First of all, despite its title, PG rating, adorable trailers and Disney’s egotistical attachment of the word “Disney’s” to the name, “The Kid” (or, more accurately, “Disney’s The Kid”) is not a movie for kids.
Kids will be restless in this movie. It’s too long for them, and its themes of recapturing the exuberance of youth are too heavy.
At the same time, I can’t say adults will exactly be thrilled with it, either. It’s a little lame, a lot manipulative, and only a little funny.
Wealthy image-consultant Russell Duritz (Bruce Willis) is a 40-year-old man with little or not regard for his fellow man. He berates his clients, abuses his secretary (Lily Tomlin), and treats his girlfriend, Amy (Emily Mortimer), like the tacked-on subplot she is.
Along comes a chubby little boy named Rusty (Spencer Breslin), who turns out to be Russell at age 8. How did Rusty come from 1968 to 2000? Thankfully, the movie avoids sci-fi questions like that and politely asks us to just go along with it on this one, which we’re keen to do, because frankly, time-travel issues are starting to get old, and we’d rather not think about them.
The question the movie DOES ask is, What is Rusty doing here? Russell naturally assumes that he’s supposed to teach this younger version of himself how not to get beaten up all through high school like he did. What he eventually learns is that it’s the other way around: Young Rusty is supposed to rekindle in Russell all the childhood dreams and ideals he once had but has since lost, what with being a wealthy image-consultant and all.
The film, generically directed by Jon Turteltaub, is not without its charms. Bruce Willis, on top of things again with the legendary “Sixth Sense” and giddily entertaining “Whole Nine Yards,” has that “Moonlighting” smirk again, and though he’s a bit of a jerk, he’s a likable one. (The first example of his rudeness is when he pays the tab for a woman ahead of him in line who can’t find her purse, just because he’s in a hurry and doesn’t have time to wait for this idiot to find her money. When she says, “Oh, you didn’t have to do that!,” he replies, “I didn’t do it for you.” She calls him a jerk, but I say, way to go, Russ. I wish I had enough money to spend it getting slow people out of my way at checkout lines.)
Breslin is that rare breed of child actor who is cute without being irritating, and funny without being obnoxious. He and Willis almost make a good pair every now and then.
The film is 104 minutes long. Combined, I don’t think there are five minutes under which (or, more often, over which) Marc Shaiman’s vapid musical score is not playing. The film never justs lets the charaters talk; we have to hear this overbearing crap blasted constantly. Not sure what emotion you’re supposed to feel? Don’t worry, the music will tell you, loudly and badly. (Some themes, I’d swear, are lifted from “Tommy Boy.”)

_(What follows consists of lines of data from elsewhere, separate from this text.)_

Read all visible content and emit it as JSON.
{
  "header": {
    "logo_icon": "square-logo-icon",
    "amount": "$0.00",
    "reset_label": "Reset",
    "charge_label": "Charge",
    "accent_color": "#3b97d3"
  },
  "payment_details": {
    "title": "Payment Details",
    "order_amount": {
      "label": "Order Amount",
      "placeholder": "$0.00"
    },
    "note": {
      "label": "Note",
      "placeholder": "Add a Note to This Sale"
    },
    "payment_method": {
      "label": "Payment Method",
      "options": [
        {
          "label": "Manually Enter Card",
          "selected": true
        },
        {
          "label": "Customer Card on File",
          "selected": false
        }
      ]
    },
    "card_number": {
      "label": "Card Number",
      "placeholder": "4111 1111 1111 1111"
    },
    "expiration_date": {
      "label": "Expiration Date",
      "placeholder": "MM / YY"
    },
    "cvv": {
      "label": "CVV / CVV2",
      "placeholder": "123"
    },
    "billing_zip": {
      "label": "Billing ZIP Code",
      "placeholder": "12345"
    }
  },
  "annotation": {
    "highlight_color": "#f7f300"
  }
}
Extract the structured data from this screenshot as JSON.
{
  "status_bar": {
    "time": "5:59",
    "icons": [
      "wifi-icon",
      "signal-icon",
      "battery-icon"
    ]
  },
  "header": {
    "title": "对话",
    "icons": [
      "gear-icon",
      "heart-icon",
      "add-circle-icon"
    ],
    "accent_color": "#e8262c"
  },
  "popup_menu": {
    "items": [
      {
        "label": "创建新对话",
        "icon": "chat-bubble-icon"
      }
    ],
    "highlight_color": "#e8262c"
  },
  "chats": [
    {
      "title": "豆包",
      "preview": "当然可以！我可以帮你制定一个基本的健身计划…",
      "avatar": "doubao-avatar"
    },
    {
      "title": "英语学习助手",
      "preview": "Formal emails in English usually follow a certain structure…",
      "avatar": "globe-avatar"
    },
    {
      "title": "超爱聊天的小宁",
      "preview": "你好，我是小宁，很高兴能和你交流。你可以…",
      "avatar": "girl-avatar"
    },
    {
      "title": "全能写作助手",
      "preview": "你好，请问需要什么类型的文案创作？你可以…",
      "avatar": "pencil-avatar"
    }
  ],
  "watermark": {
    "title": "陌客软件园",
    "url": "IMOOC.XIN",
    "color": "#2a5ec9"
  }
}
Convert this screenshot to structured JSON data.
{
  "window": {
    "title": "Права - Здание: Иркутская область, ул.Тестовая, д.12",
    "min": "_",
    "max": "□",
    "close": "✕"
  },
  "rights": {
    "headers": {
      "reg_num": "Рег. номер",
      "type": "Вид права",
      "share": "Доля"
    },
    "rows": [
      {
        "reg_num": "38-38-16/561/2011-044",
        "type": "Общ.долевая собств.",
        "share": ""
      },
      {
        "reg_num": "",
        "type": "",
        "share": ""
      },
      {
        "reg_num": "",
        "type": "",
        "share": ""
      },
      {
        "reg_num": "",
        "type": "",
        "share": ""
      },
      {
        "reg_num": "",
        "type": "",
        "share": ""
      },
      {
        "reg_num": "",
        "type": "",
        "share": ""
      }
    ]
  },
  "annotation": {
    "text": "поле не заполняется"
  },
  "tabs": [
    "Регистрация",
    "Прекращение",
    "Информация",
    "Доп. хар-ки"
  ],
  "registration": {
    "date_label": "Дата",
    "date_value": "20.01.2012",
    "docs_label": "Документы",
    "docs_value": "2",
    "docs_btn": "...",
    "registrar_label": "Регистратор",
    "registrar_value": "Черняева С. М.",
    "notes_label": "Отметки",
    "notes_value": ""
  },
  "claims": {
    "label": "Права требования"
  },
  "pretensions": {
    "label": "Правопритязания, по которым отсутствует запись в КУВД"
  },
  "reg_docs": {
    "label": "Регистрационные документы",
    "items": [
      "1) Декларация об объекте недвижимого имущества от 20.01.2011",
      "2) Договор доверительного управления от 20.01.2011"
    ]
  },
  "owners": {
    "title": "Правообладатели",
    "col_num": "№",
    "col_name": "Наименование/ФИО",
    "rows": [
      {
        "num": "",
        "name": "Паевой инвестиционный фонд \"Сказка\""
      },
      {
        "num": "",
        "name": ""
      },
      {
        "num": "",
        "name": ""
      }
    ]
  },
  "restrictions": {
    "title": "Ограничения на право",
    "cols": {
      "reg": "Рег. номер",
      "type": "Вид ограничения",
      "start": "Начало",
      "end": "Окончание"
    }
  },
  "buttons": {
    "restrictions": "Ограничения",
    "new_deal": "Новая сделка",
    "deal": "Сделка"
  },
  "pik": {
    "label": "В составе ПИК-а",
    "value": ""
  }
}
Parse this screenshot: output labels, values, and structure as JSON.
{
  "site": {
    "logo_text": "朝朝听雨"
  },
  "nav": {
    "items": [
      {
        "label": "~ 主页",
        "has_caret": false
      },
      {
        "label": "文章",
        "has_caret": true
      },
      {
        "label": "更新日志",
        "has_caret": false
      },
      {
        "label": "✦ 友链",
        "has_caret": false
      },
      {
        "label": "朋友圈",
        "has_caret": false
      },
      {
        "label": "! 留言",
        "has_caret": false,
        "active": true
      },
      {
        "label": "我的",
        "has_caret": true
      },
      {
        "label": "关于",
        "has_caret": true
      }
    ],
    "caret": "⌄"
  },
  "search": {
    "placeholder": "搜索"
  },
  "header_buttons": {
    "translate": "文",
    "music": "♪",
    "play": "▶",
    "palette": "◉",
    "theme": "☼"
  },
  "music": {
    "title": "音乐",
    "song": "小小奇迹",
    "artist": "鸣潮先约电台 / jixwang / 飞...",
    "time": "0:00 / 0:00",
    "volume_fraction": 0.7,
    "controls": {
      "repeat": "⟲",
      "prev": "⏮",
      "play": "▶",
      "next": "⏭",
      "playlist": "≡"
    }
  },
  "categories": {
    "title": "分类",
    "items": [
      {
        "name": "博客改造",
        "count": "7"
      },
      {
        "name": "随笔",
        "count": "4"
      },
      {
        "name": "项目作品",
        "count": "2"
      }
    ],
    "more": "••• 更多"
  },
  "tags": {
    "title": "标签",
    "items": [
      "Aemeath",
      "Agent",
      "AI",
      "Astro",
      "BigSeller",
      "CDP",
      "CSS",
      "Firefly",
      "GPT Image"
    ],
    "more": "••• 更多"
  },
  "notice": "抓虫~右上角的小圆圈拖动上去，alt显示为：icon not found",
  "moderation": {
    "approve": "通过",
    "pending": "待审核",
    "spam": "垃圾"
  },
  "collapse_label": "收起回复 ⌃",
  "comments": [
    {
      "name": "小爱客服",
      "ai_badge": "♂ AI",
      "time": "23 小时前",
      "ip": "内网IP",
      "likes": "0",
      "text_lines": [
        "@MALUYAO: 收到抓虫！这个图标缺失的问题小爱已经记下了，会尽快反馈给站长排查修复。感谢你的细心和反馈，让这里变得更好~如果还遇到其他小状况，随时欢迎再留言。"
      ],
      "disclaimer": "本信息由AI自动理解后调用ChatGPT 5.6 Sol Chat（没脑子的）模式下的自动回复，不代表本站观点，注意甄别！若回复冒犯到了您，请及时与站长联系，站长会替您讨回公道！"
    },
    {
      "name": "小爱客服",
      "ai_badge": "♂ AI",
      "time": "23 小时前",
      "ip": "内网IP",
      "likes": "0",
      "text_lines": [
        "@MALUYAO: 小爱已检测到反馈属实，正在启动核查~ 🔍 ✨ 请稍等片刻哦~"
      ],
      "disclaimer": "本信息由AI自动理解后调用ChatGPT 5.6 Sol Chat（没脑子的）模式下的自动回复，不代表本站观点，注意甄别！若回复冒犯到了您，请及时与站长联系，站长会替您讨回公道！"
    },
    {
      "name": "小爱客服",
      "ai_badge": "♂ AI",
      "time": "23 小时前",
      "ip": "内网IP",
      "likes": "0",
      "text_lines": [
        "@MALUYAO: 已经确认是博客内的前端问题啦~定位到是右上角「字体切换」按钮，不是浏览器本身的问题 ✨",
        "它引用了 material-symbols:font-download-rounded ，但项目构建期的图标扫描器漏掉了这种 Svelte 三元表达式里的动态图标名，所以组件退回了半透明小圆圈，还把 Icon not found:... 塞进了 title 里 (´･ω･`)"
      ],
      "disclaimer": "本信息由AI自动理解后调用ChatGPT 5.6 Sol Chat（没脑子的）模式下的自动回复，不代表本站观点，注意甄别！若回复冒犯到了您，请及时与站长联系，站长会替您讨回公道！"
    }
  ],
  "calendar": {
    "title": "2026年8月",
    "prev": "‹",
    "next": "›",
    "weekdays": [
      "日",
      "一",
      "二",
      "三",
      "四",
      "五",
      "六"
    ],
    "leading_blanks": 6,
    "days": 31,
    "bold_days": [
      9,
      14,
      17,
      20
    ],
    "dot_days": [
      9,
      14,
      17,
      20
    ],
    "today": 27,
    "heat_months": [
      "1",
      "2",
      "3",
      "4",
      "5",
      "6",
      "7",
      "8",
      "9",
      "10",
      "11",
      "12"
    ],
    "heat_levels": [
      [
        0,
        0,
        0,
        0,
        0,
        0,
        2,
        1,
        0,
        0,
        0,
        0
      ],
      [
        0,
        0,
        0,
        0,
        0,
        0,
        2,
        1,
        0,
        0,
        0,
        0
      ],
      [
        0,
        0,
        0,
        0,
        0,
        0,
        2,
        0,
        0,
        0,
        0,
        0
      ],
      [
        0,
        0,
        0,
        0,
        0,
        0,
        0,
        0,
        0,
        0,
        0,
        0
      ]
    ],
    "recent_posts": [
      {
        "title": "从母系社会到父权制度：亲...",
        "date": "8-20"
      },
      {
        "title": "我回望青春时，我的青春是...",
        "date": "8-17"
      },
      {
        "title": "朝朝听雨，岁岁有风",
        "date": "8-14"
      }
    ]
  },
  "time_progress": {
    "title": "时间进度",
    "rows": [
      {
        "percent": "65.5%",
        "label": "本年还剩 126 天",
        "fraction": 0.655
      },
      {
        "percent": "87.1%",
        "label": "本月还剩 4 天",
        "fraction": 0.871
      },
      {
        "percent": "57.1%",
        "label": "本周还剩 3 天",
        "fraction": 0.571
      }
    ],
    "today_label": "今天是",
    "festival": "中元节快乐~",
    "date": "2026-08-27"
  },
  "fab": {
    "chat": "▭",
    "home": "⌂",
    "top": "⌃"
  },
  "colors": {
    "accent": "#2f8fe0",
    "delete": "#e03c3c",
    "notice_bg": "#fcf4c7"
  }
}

We should also mention something that doesn’t usually need to be mentioned: bad editing. There are many, many times when actors’ facial expressions and/or body language change from one shot to the next. Sheer sloppiness, and a sign of the assembly-line mentality that permeates the whole thing.
In the end — well, OK, through the whole thing — it’s overly sentimental and syrupy. But it’s occasionally funny, often entertaining, and undeniably charming.
C+ (1 hr. 44 min.; )